What the task requires
For the data below, report how many lines contain the string "glyph" and write nothing more.

Listed entries
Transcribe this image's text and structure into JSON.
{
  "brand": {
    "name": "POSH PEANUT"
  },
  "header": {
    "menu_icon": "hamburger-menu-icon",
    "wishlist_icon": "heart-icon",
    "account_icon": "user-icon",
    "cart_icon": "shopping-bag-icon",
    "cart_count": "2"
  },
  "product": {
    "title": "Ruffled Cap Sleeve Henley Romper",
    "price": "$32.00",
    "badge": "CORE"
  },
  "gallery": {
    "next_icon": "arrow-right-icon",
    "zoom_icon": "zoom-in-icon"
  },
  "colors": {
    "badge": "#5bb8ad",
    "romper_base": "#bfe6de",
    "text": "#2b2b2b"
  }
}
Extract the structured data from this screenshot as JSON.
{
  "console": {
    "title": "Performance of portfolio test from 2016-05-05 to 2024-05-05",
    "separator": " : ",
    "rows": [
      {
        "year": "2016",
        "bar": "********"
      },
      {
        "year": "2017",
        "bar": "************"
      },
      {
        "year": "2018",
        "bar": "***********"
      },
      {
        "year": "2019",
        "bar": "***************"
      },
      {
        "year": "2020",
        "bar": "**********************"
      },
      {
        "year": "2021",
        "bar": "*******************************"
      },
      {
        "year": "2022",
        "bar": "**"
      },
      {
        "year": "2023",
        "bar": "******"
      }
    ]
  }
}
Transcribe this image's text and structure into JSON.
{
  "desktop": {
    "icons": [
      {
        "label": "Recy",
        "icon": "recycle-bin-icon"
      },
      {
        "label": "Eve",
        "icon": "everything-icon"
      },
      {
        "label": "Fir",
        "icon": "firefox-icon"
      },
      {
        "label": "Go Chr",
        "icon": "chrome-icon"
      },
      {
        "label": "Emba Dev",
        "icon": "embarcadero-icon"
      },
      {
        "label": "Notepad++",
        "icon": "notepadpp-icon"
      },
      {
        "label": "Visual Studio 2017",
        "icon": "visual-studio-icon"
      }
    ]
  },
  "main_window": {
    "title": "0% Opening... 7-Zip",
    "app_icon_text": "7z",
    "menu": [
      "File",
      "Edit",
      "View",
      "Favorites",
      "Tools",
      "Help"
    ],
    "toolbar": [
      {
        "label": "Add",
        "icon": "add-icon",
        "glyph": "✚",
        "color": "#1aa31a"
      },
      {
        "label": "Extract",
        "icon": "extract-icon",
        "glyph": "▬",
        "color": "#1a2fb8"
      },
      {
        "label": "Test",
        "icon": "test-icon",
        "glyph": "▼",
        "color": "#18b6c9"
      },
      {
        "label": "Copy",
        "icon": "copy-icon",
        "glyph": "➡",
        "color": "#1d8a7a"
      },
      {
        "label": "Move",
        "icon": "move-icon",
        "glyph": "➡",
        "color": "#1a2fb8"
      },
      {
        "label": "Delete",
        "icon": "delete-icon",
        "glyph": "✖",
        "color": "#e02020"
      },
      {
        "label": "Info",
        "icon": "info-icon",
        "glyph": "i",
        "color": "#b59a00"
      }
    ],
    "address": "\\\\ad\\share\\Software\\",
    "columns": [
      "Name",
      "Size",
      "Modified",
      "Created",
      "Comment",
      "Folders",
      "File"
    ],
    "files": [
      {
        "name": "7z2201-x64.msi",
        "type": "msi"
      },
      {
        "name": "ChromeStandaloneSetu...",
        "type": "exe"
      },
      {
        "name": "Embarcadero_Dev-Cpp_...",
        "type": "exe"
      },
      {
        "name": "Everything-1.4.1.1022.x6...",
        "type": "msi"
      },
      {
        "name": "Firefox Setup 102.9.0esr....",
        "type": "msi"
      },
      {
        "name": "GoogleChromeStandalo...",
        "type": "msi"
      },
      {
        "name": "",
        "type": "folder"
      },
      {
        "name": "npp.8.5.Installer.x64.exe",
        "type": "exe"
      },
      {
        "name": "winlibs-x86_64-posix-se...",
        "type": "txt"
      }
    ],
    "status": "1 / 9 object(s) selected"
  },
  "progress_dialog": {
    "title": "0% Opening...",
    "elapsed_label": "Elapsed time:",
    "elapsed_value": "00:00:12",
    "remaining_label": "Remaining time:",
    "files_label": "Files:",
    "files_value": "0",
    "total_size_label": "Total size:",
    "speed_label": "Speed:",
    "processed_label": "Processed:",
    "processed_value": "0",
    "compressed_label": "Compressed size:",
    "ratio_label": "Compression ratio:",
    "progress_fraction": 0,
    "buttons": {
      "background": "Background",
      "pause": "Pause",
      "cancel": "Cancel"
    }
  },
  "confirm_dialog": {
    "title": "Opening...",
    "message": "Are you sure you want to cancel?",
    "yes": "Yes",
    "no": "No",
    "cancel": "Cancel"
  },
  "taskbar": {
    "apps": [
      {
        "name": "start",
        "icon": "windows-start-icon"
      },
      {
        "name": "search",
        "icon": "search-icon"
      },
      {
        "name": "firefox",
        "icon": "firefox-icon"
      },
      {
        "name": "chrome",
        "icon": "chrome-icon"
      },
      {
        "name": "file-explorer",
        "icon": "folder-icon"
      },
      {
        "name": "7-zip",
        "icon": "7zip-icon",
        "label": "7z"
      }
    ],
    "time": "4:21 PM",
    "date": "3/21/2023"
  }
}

Output for this task
7